In one month Jeremy Fink will turn thirteen. But does he have what it takes to be a teenager? He collects mutant candy, he won't venture more than four blocks from his apartment if he can help it, and he definitely doesn't like surprises. On the other hand, his best friend, Lizzy, isn't afraid of anything, even if that might get her into trouble now and then.
Jeremy's summer takes an unexpected turn when a mysterious wooden box arrives in the mail. According to the writing on the box, it holds the meaning of life! Jeremy is supposed to open it on his thirteenth birthday. The problem is, the keys are missing, and the box is made so that only the keys will open it without destroying what's inside. Jeremy and Lizzy set off to find the keys, but when one of their efforts goes very wrong, Jeremy starts to lose hope that he'll ever be able to open the box. But he soon discovers that when you're meeting people named Oswald Oswald and using a private limo to deliver unusual objects to strangers all over the city, there might be other ways of finding out the meaning of life.

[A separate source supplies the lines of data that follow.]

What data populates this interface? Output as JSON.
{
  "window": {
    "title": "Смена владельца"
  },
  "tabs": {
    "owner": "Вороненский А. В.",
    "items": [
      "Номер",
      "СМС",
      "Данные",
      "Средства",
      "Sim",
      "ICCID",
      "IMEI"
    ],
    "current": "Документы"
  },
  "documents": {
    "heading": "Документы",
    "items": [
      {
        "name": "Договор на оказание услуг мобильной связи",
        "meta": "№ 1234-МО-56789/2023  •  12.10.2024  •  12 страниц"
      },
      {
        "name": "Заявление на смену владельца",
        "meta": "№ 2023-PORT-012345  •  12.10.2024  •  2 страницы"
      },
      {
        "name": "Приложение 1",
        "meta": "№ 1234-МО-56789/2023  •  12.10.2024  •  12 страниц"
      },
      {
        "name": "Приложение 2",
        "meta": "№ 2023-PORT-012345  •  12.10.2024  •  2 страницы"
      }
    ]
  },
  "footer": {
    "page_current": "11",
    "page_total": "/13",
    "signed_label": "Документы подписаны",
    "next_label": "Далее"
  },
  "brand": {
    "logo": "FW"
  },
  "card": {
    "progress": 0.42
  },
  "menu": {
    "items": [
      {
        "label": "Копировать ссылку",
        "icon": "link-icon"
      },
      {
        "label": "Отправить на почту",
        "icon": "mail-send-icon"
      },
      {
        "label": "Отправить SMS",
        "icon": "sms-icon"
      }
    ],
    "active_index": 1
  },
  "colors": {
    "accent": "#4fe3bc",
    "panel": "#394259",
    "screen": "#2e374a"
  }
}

Lively characters, surprising twists, and thought-provoking ideas make Wendy Mass's latest novel an unforgettable read.
Praise for Jeremy Fink and the Meaning of Life: Junior Library Guild Premier Selection Fall 2006 Book Sense Children's Pick for Winter Texas Lone Star Reading List Selection
[starred] "This exquisitely executed plot twist, combined with an ending that requires a few tissues, makes this soulful novel one not to miss." --Publishers Weekly, starred review

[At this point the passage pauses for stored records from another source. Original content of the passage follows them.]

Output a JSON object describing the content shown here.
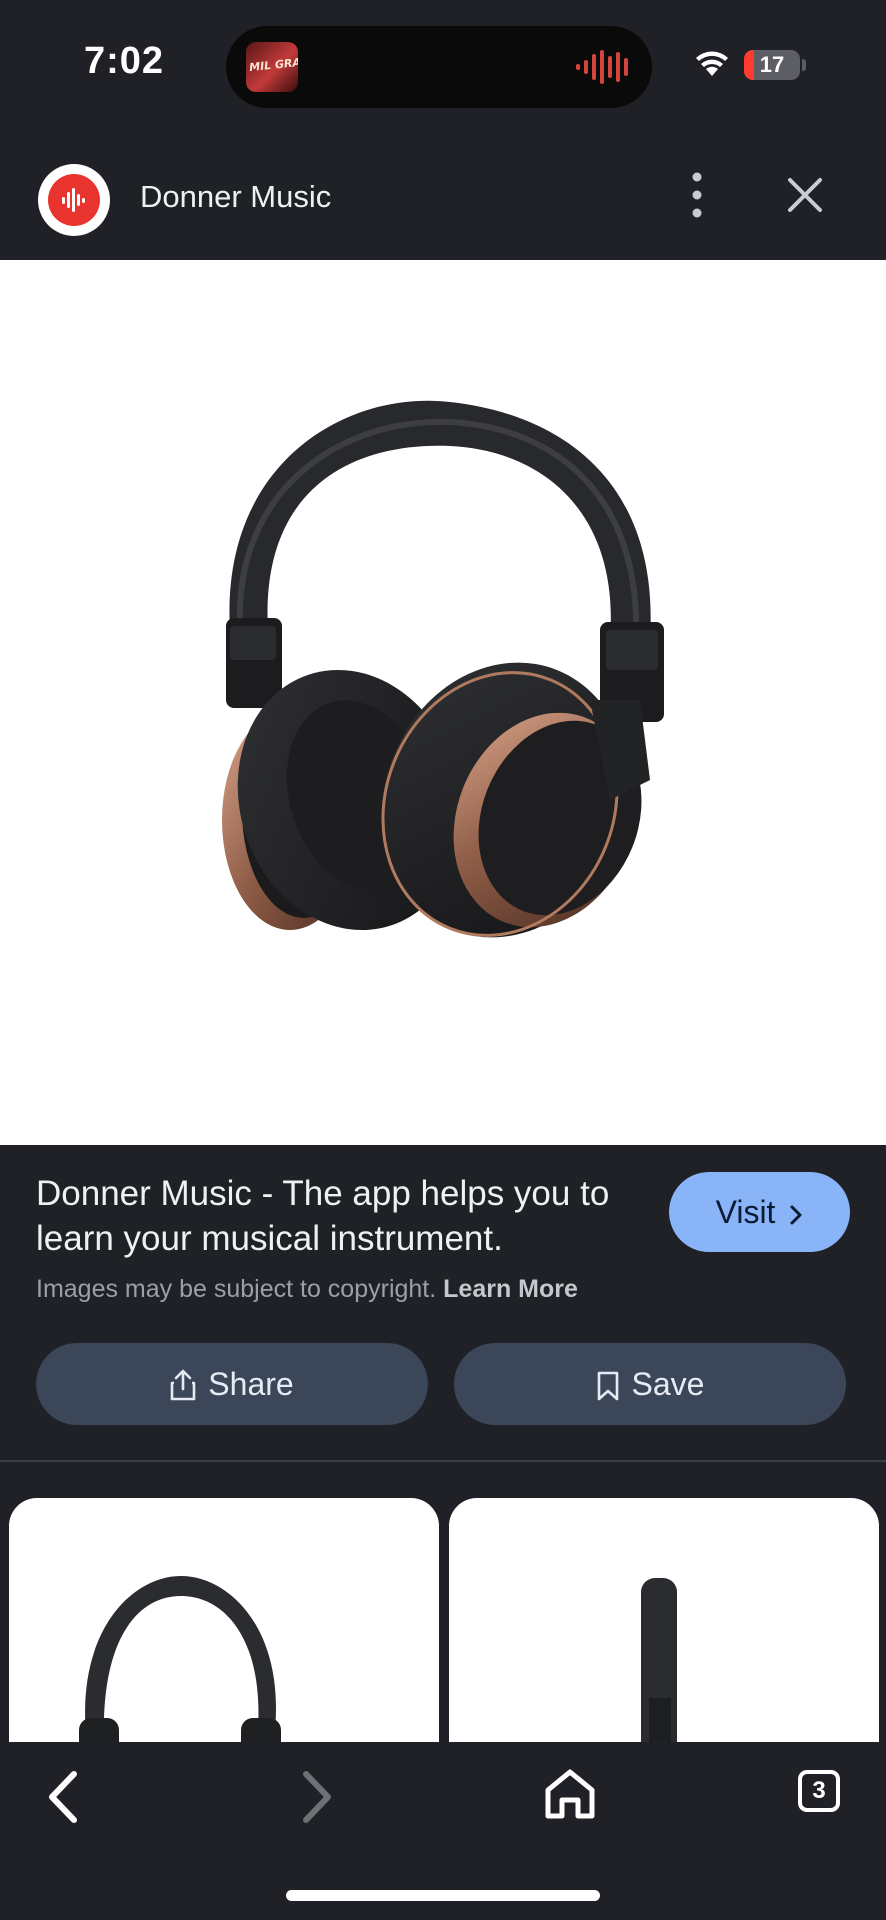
{
  "status_bar": {
    "time": "7:02",
    "now_playing_art_text": "MIL GRACIAS",
    "battery_level": "17",
    "battery_fraction": 0.17
  },
  "header": {
    "title": "Donner Music",
    "logo_icon": "donner-music-logo-icon",
    "more_icon": "more-vert-icon",
    "close_icon": "close-icon"
  },
  "info": {
    "description": "Donner Music - The app helps you to learn your musical instrument.",
    "visit_label": "Visit",
    "copyright_text": "Images may be subject to copyright.",
    "learn_more_label": "Learn More",
    "share_label": "Share",
    "save_label": "Save"
  },
  "bottom_nav": {
    "tab_count": "3"
  },
  "colors": {
    "background": "#1f2126",
    "accent": "#8ab4f8",
    "pill": "#3b4659",
    "brand_red": "#e8332e"
  }
}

"Well-written and captivating; the reader gets a chance to discover the meaning of life as well and will not be disappointed." --KLIATT
Praise for Every Soul a Star: [star] "Readers who like quietly self-reflective novels like Lynne Rae Perkins's Criss Cross and Jerry Spinelli's Stargirl books will also enjoy this compelling and through-provoking story." -- School Library Journal, starred review
Praise for A Mango-Shaped Space: ALA Schneider Family Award
"From the moment I read a story by Wendy Mass I knew she was a writer to watch." --Judy Blume
Wendy Mass won the ALA Schneider Family Book Award for her first young readers' novel, A Mango-Shaped Space, about a girl with the fascinating condition synesthesia. In Jeremy Fink and the Meaning of Life, a boy embarks on a life-changing journey. In Every Soul a Star, three very different kids are brought together by a solar eclipse; and in The Candymakers, four kids enter the contest of a lifetime. The Space Taxi series sends a boy and a talking cat on adventures to distant planets, and the Willow Falls books (beginning with 11 Birthdays) add a dash of magic into a small town. Wendy lives in New Jersey with her family.